Camas city officials gave the public a glimpse of Crown Park’s possible future this week.
Camas Parks and Recreation Manager Jerry Acheson presented the department’s master plan for the project at the city council’s workshop on Monday, Nov. 5.
The plan details cost estimates, as well as the layout of the renovated park, located at Northeast 15th Avenue and Everett Street. Plans include a water feature, amphitheater, multi-purpose sports courts and ADA pathways.
Gill Williams, of Greenworks, PC, the firm consulting with the city on developing the park’s master plan, assisted Acheson with the presentation, and detailed other features of the final plan, including a playground expansion and enhanced landscaping.
The total cost of the project is estimated at nearly $5.6 million.
Camas-Washougal residents have been vocal about the Crown Park improvements over the past year, after learning that city leaders planned to shut down the park’s outdoor swimming pool — the only public, outdoor swimming pool in Clark County — and replace it with a possible spray park for younger children.
The water feature inspired the most debate at the Nov. 5 workshop. Williams noted that, during planning, city leaders had investigated renovating the existing pool or replacing it. Concerned by the aging pool’s many needed and costly repairs, city officials determined a replacement water feature — like a spray park — was a more feasible option.
“A lot of communities are going with these because they have, one, more use — they’re not just a summer use. You can get the edge seasons from them as well,” Williams said of the water feature. “And I think maintenance is lower on these. You don’t have a body of water where you’re constantly having to filter and recirculate. These are very popular right now.”
With the city’s decision to close the original Crown Park pool and demolish it in the coming months, locals have been quick to demand a replacement. A possible Camas-Washougal community center — still several years from being a reality — may include a recreational pool as well as a competition pool.
City leaders on Monday said they would like to look at implementing the Crown Park revamp in stages.
Implementing the first phase of park changes with the water feature would cost about $2.6 million. Without the water feature, that cost decreases to about $2 million.
“That’s quite a bit of money that could lend itself to other things,” said Mayor Pro Tem Don Chaney at the Nov. 5 workshop. “I would like to have that still as an option in the phasing, but let’s see where we go and where we are, and just let it be a decision point at some time when we know better what we need.”
Councilwoman Melissa Smith agreed.

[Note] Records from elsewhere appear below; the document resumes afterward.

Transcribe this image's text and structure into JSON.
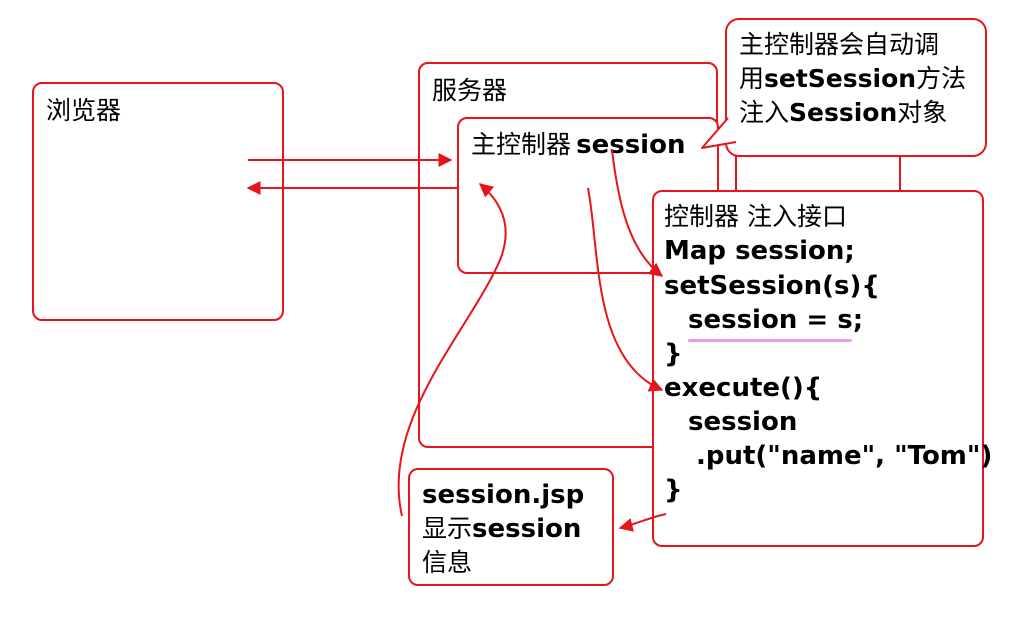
{
  "browser": {
    "label": "浏览器"
  },
  "server": {
    "label": "服务器"
  },
  "main_controller": {
    "label_cn": "主控制器",
    "label_code": "session"
  },
  "callout": {
    "line1": "主控制器会自动调",
    "line2_cn": "用",
    "line2_code": "setSession",
    "line2_tail": "方法",
    "line3_cn": "注入",
    "line3_code": "Session",
    "line3_tail": "对象"
  },
  "controller": {
    "title": "控制器 注入接口",
    "code_lines": [
      "Map session;",
      "setSession(s){",
      "session = s;",
      "}",
      "execute(){",
      "session",
      ".put(\"name\", \"Tom\")",
      "}"
    ]
  },
  "jsp": {
    "file": "session.jsp",
    "line2_cn": "显示",
    "line2_code": "session",
    "line3": "信息"
  },
  "colors": {
    "border": "#e8141c",
    "highlight": "#e99be8"
  }
}
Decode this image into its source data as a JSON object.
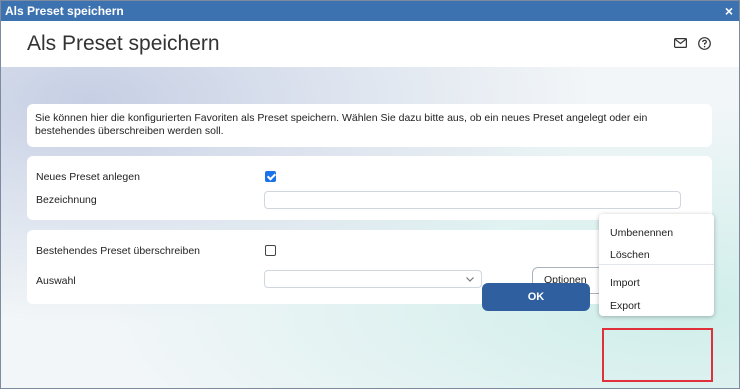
{
  "window": {
    "title": "Als Preset speichern",
    "close_glyph": "×"
  },
  "header": {
    "title": "Als Preset speichern",
    "icons": [
      "mail-icon",
      "help-icon"
    ]
  },
  "info": {
    "text": "Sie können hier die konfigurierten Favoriten als Preset speichern. Wählen Sie dazu bitte aus, ob ein neues Preset angelegt oder ein bestehendes überschreiben werden soll."
  },
  "new_preset": {
    "label": "Neues Preset anlegen",
    "checked": true,
    "name_label": "Bezeichnung",
    "name_value": ""
  },
  "existing_preset": {
    "label": "Bestehendes Preset überschreiben",
    "checked": false,
    "select_label": "Auswahl",
    "select_value": "",
    "options_button": "Optionen"
  },
  "menu": {
    "items": [
      "Umbenennen",
      "Löschen",
      "Import",
      "Export"
    ]
  },
  "footer": {
    "ok_label": "OK"
  },
  "colors": {
    "titlebar": "#3c72b0",
    "ok_button": "#2f5f9e",
    "checkbox_on": "#1a73e8",
    "highlight": "#e0303a"
  }
}
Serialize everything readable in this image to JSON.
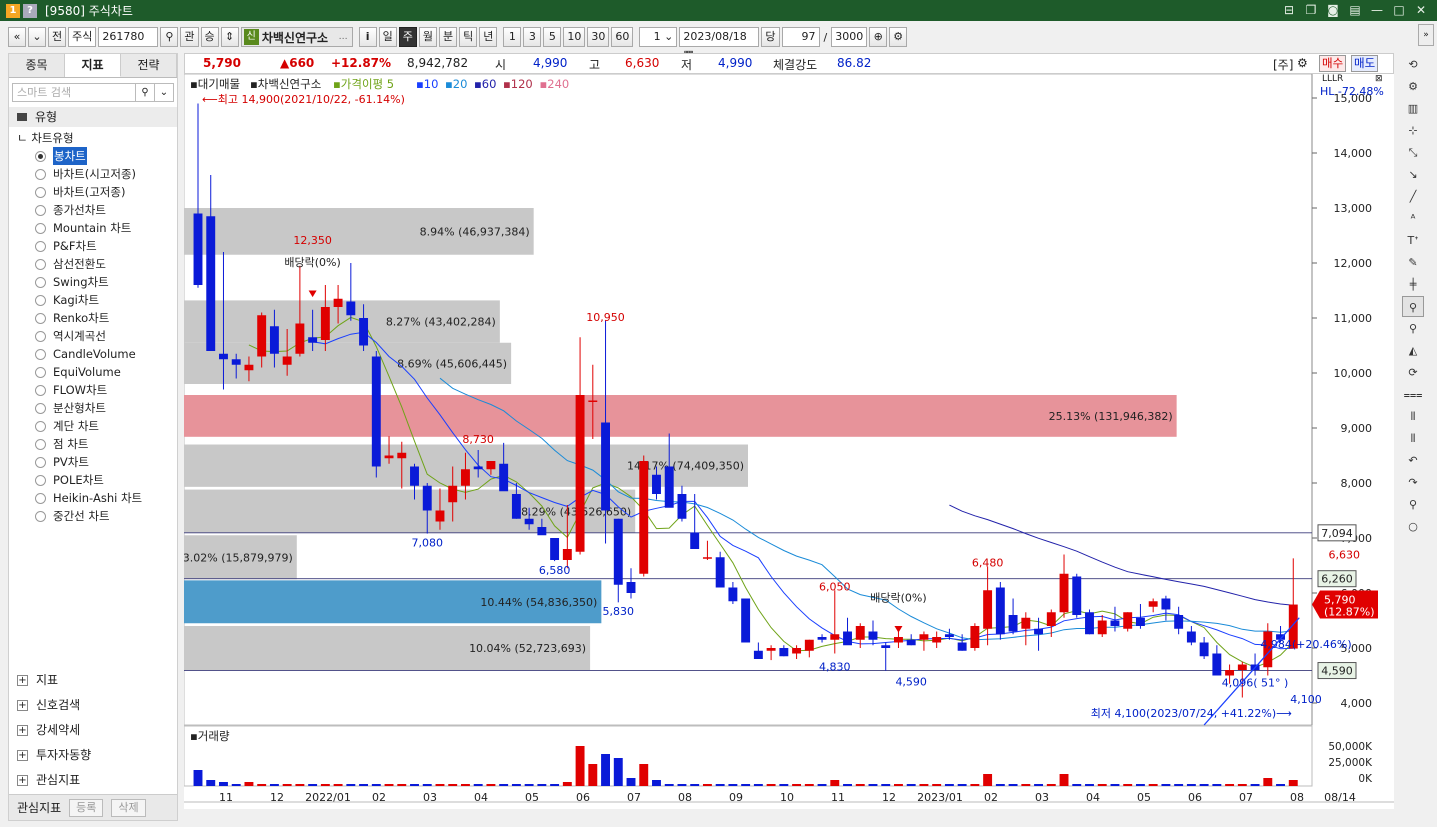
{
  "titlebar": {
    "icon1": "1",
    "icon2": "?",
    "title": "[9580] 주식차트",
    "controls": [
      "pin-icon",
      "copy-icon",
      "camera-icon",
      "print-icon",
      "minimize-icon",
      "maximize-icon",
      "close-icon"
    ]
  },
  "toolbar": {
    "prev": "«",
    "next": "»",
    "market": "전",
    "type": "주식",
    "code": "261780",
    "gwan": "관",
    "seung": "승",
    "badge": "신",
    "corp_name": "차백신연구소",
    "info": "i",
    "periods": [
      "일",
      "주",
      "월",
      "분",
      "틱",
      "년"
    ],
    "active_period": "주",
    "units": [
      "1",
      "3",
      "5",
      "10",
      "30",
      "60"
    ],
    "unit_select": "1",
    "date": "2023/08/18",
    "dang": "당",
    "count": "97",
    "slash": "/",
    "total": "3000"
  },
  "left_panel": {
    "tabs": [
      "종목",
      "지표",
      "전략"
    ],
    "active_tab": "지표",
    "search_placeholder": "스마트 검색",
    "section": "유형",
    "tree_root": "차트유형",
    "selected": "봉차트",
    "items": [
      "봉차트",
      "바차트(시고저종)",
      "바차트(고저종)",
      "종가선차트",
      "Mountain 차트",
      "P&F차트",
      "삼선전환도",
      "Swing차트",
      "Kagi차트",
      "Renko차트",
      "역시계곡선",
      "CandleVolume",
      "EquiVolume",
      "FLOW차트",
      "분산형차트",
      "계단 차트",
      "점 차트",
      "PV차트",
      "POLE차트",
      "Heikin-Ashi 차트",
      "중간선 차트"
    ],
    "groups": [
      "지표",
      "신호검색",
      "강세약세",
      "투자자동향",
      "관심지표"
    ],
    "bottom_label": "관심지표",
    "bottom_buttons": [
      "등록",
      "삭제"
    ]
  },
  "infobar": {
    "price": "5,790",
    "change": "▲660",
    "change_pct": "+12.87%",
    "volume": "8,942,782",
    "open_label": "시",
    "open": "4,990",
    "high_label": "고",
    "high": "6,630",
    "low_label": "저",
    "low": "4,990",
    "strength_label": "체결강도",
    "strength": "86.82",
    "ju": "[주]",
    "buy": "매수",
    "sell": "매도"
  },
  "chart_data": {
    "type": "candlestick",
    "legend": [
      "대기매물",
      "차백신연구소",
      "가격이평 5",
      "10",
      "20",
      "60",
      "120",
      "240"
    ],
    "legend_colors": [
      "#222222",
      "#222222",
      "#6fa318",
      "#1a3fff",
      "#1a8bd8",
      "#2222aa",
      "#b0304a",
      "#e07090"
    ],
    "y_ticks": [
      4000,
      5000,
      6000,
      7000,
      8000,
      9000,
      10000,
      11000,
      12000,
      13000,
      14000,
      15000
    ],
    "y_tick_labels": [
      "4,000",
      "5,000",
      "6,000",
      "7,000",
      "8,000",
      "9,000",
      "10,000",
      "11,000",
      "12,000",
      "13,000",
      "14,000",
      "15,000"
    ],
    "ylim": [
      3600,
      15400
    ],
    "x_labels": [
      "11",
      "12",
      "2022/01",
      "02",
      "03",
      "04",
      "05",
      "06",
      "07",
      "08",
      "09",
      "10",
      "11",
      "12",
      "2023/01",
      "02",
      "03",
      "04",
      "05",
      "06",
      "07",
      "08",
      "08/14"
    ],
    "hl_label": "HL -72.48%",
    "volume_profile": [
      {
        "price_low": 12150,
        "price_high": 13000,
        "label": "8.94% (46,937,384)",
        "len": 0.31,
        "highlight": "none"
      },
      {
        "price_low": 10550,
        "price_high": 11320,
        "label": "8.27% (43,402,284)",
        "len": 0.28,
        "highlight": "none"
      },
      {
        "price_low": 9800,
        "price_high": 10550,
        "label": "8.69% (45,606,445)",
        "len": 0.29,
        "highlight": "none"
      },
      {
        "price_low": 8840,
        "price_high": 9600,
        "label": "25.13% (131,946,382)",
        "len": 0.88,
        "highlight": "red"
      },
      {
        "price_low": 7930,
        "price_high": 8700,
        "label": "14.17% (74,409,350)",
        "len": 0.5,
        "highlight": "none"
      },
      {
        "price_low": 7090,
        "price_high": 7880,
        "label": "8.29% (43,526,650)",
        "len": 0.4,
        "highlight": "none"
      },
      {
        "price_low": 6250,
        "price_high": 7050,
        "label": "3.02% (15,879,979)",
        "len": 0.1,
        "highlight": "none"
      },
      {
        "price_low": 5450,
        "price_high": 6230,
        "label": "10.44% (54,836,350)",
        "len": 0.37,
        "highlight": "blue"
      },
      {
        "price_low": 4600,
        "price_high": 5400,
        "label": "10.04% (52,723,693)",
        "len": 0.36,
        "highlight": "none"
      }
    ],
    "candles": [
      [
        12900,
        14900,
        11550,
        11600
      ],
      [
        12850,
        13600,
        10550,
        10400
      ],
      [
        10350,
        12200,
        9700,
        10250
      ],
      [
        10250,
        10350,
        9900,
        10150
      ],
      [
        10050,
        10300,
        9850,
        10150
      ],
      [
        10300,
        11100,
        10100,
        11050
      ],
      [
        10850,
        11150,
        10100,
        10350
      ],
      [
        10150,
        10800,
        9950,
        10300
      ],
      [
        10350,
        11950,
        10300,
        10900
      ],
      [
        10650,
        11150,
        10400,
        10550
      ],
      [
        10600,
        11600,
        10400,
        11200
      ],
      [
        11200,
        11600,
        10900,
        11350
      ],
      [
        11300,
        12000,
        10950,
        11050
      ],
      [
        11000,
        11250,
        10400,
        10500
      ],
      [
        10300,
        10400,
        8100,
        8300
      ],
      [
        8450,
        8850,
        8350,
        8500
      ],
      [
        8450,
        8750,
        7900,
        8550
      ],
      [
        8300,
        8350,
        7700,
        7950
      ],
      [
        7950,
        8000,
        7080,
        7500
      ],
      [
        7300,
        7900,
        7150,
        7500
      ],
      [
        7650,
        8300,
        7300,
        7950
      ],
      [
        7950,
        8550,
        7700,
        8250
      ],
      [
        8300,
        8600,
        8100,
        8250
      ],
      [
        8250,
        8350,
        8150,
        8400
      ],
      [
        8350,
        8730,
        8100,
        7850
      ],
      [
        7800,
        8000,
        7350,
        7350
      ],
      [
        7350,
        7550,
        7150,
        7250
      ],
      [
        7200,
        7350,
        7100,
        7050
      ],
      [
        7000,
        7000,
        6580,
        6600
      ],
      [
        6600,
        7600,
        6450,
        6800
      ],
      [
        6750,
        10650,
        6700,
        9600
      ],
      [
        9500,
        10150,
        8800,
        9500
      ],
      [
        9100,
        10950,
        6900,
        7500
      ],
      [
        7350,
        7350,
        5830,
        6150
      ],
      [
        6200,
        6450,
        5900,
        6000
      ],
      [
        6350,
        8500,
        6300,
        8400
      ],
      [
        8150,
        8300,
        7700,
        7800
      ],
      [
        8300,
        8900,
        7600,
        7550
      ],
      [
        7800,
        7950,
        7300,
        7350
      ],
      [
        7100,
        7800,
        6850,
        6800
      ],
      [
        6650,
        6950,
        6600,
        6650
      ],
      [
        6650,
        6750,
        6100,
        6100
      ],
      [
        6100,
        6200,
        5800,
        5850
      ],
      [
        5900,
        5900,
        5100,
        5100
      ],
      [
        4950,
        5100,
        4800,
        4800
      ],
      [
        4950,
        5050,
        4780,
        5000
      ],
      [
        5000,
        5050,
        4850,
        4850
      ],
      [
        4900,
        5050,
        4800,
        5000
      ],
      [
        4950,
        5150,
        4830,
        5150
      ],
      [
        5200,
        5250,
        5100,
        5150
      ],
      [
        5150,
        6050,
        4900,
        5250
      ],
      [
        5300,
        5550,
        5180,
        5050
      ],
      [
        5150,
        5450,
        5000,
        5400
      ],
      [
        5300,
        5500,
        5050,
        5150
      ],
      [
        5050,
        5100,
        4590,
        5000
      ],
      [
        5100,
        5300,
        5000,
        5200
      ],
      [
        5150,
        5250,
        5050,
        5050
      ],
      [
        5150,
        5300,
        4950,
        5250
      ],
      [
        5100,
        5300,
        5000,
        5200
      ],
      [
        5250,
        5350,
        5150,
        5200
      ],
      [
        5100,
        5250,
        4950,
        4950
      ],
      [
        5000,
        5450,
        4950,
        5400
      ],
      [
        5350,
        6480,
        5050,
        6050
      ],
      [
        6100,
        6200,
        5150,
        5250
      ],
      [
        5600,
        5900,
        5250,
        5300
      ],
      [
        5350,
        5650,
        5050,
        5550
      ],
      [
        5350,
        5550,
        4950,
        5250
      ],
      [
        5400,
        5700,
        5200,
        5650
      ],
      [
        5650,
        6700,
        5550,
        6350
      ],
      [
        6300,
        6350,
        5550,
        5600
      ],
      [
        5650,
        5700,
        5250,
        5250
      ],
      [
        5250,
        5600,
        5200,
        5500
      ],
      [
        5500,
        5750,
        5300,
        5400
      ],
      [
        5350,
        5650,
        5300,
        5650
      ],
      [
        5550,
        5800,
        5350,
        5400
      ],
      [
        5750,
        5900,
        5650,
        5850
      ],
      [
        5900,
        5950,
        5500,
        5700
      ],
      [
        5600,
        5750,
        5250,
        5350
      ],
      [
        5300,
        5400,
        5050,
        5100
      ],
      [
        5100,
        5200,
        4800,
        4850
      ],
      [
        4900,
        5050,
        4550,
        4500
      ],
      [
        4500,
        4700,
        4350,
        4600
      ],
      [
        4600,
        4750,
        4100,
        4700
      ],
      [
        4700,
        4900,
        4500,
        4600
      ],
      [
        4650,
        5450,
        4500,
        5300
      ],
      [
        5250,
        5400,
        5100,
        5150
      ],
      [
        4990,
        6630,
        4990,
        5790
      ]
    ],
    "annotations": [
      {
        "text": "⟵최고 14,900(2021/10/22, -61.14%)",
        "kind": "max"
      },
      {
        "text": "12,350",
        "kind": "red"
      },
      {
        "text": "배당락(0%)",
        "kind": "black"
      },
      {
        "text": "10,950",
        "kind": "red"
      },
      {
        "text": "8,730",
        "kind": "red"
      },
      {
        "text": "7,080",
        "kind": "blue"
      },
      {
        "text": "6,580",
        "kind": "blue"
      },
      {
        "text": "5,830",
        "kind": "blue"
      },
      {
        "text": "6,050",
        "kind": "red"
      },
      {
        "text": "배당락(0%)",
        "kind": "black"
      },
      {
        "text": "4,830",
        "kind": "blue"
      },
      {
        "text": "4,590",
        "kind": "blue"
      },
      {
        "text": "6,480",
        "kind": "red"
      },
      {
        "text": "6,630",
        "kind": "red"
      },
      {
        "text": "4,984(+20.46%)",
        "kind": "blue"
      },
      {
        "text": "4,096( 51° )",
        "kind": "blue"
      },
      {
        "text": "4,100",
        "kind": "blue"
      },
      {
        "text": "최저 4,100(2023/07/24, +41.22%)⟶",
        "kind": "min"
      }
    ],
    "price_lines": [
      {
        "value": 7094,
        "label": "7,094",
        "bg": "#ffffff",
        "fg": "#222222"
      },
      {
        "value": 6260,
        "label": "6,260",
        "bg": "#e8f3e6",
        "fg": "#222222"
      },
      {
        "value": 4590,
        "label": "4,590",
        "bg": "#e8f3e6",
        "fg": "#222222"
      }
    ],
    "current_price": {
      "value": 5790,
      "label1": "5,790",
      "label2": "(12.87%)"
    },
    "volume_title": "거래량",
    "volume_ticks": [
      "50,000K",
      "25,000K",
      "0K"
    ],
    "volumes": [
      8,
      3,
      2,
      1,
      2,
      1,
      1,
      1,
      1,
      1,
      1,
      1,
      1,
      1,
      1,
      1,
      1,
      1,
      1,
      1,
      1,
      1,
      1,
      1,
      1,
      1,
      1,
      1,
      1,
      2,
      20,
      11,
      16,
      14,
      4,
      11,
      3,
      1,
      1,
      1,
      1,
      1,
      1,
      1,
      1,
      1,
      1,
      1,
      1,
      1,
      3,
      1,
      1,
      1,
      1,
      1,
      1,
      1,
      1,
      1,
      1,
      1,
      6,
      1,
      1,
      1,
      1,
      1,
      6,
      1,
      1,
      1,
      1,
      1,
      1,
      1,
      1,
      1,
      1,
      1,
      1,
      1,
      1,
      1,
      4,
      1,
      3
    ]
  },
  "right_toolbar": [
    "refresh-icon",
    "settings-icon",
    "chart-type-icon",
    "crosshair-icon",
    "trendline-icon",
    "angle-line-icon",
    "diagonal-line-icon",
    "auto-icon",
    "text-tool-icon",
    "drawing-icon",
    "candle-icon",
    "zoom-icon",
    "zoom-fit-icon",
    "pattern-icon",
    "cycle-icon",
    "fib-icon",
    "vertical-lines-icon",
    "grid-lines-icon",
    "undo-icon",
    "redo-icon",
    "search-icon",
    "circle-icon"
  ]
}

“Maybe we leave that (the water feature) as the last thing to look at until we decide what’s going on with either a pool for Camas or a community center, things like that. I’d like to focus on restrooms and the ADA pathways and some of the upgrades on the playground,” Smith said.
Councilwoman Deanna Rusch also didn’t have any qualms delaying the water feature construction.
“I don’t think I’ve had a singular person in all of my dealings with the public say, ‘I want a splash pad.’ So that’s where I’m coming from at this point,” Rusch said.
As mentioned by Williams, water features like splash pads are popular with communities. They provide a lower maintenance level than pools because there isn’t standing water. However, maintenance costs for any aquatic feature are not negligible. Councilwoman Shannon Turk noted this, before voicing the most pro-water feature support of the group.
“I do like having a no-cost-to-the-public option for low-income families that would get into the water, as opposed to having them go swim in the lake or the river or something,” she said. “My preference would be to get the splash pad in there, or at least incorporate it into financing options.”
City leaders will explore financing options for renovating the park before making any final decisions. The City Council asked Acheson to look into possible financing for all of the implementation options before they discuss the water feature and other specific components of the Crown Park master plan.
“It’s not just the concept,” said Chaney, with a sigh. “It’s about what we can afford to pay, and how we’re going to pay for it.”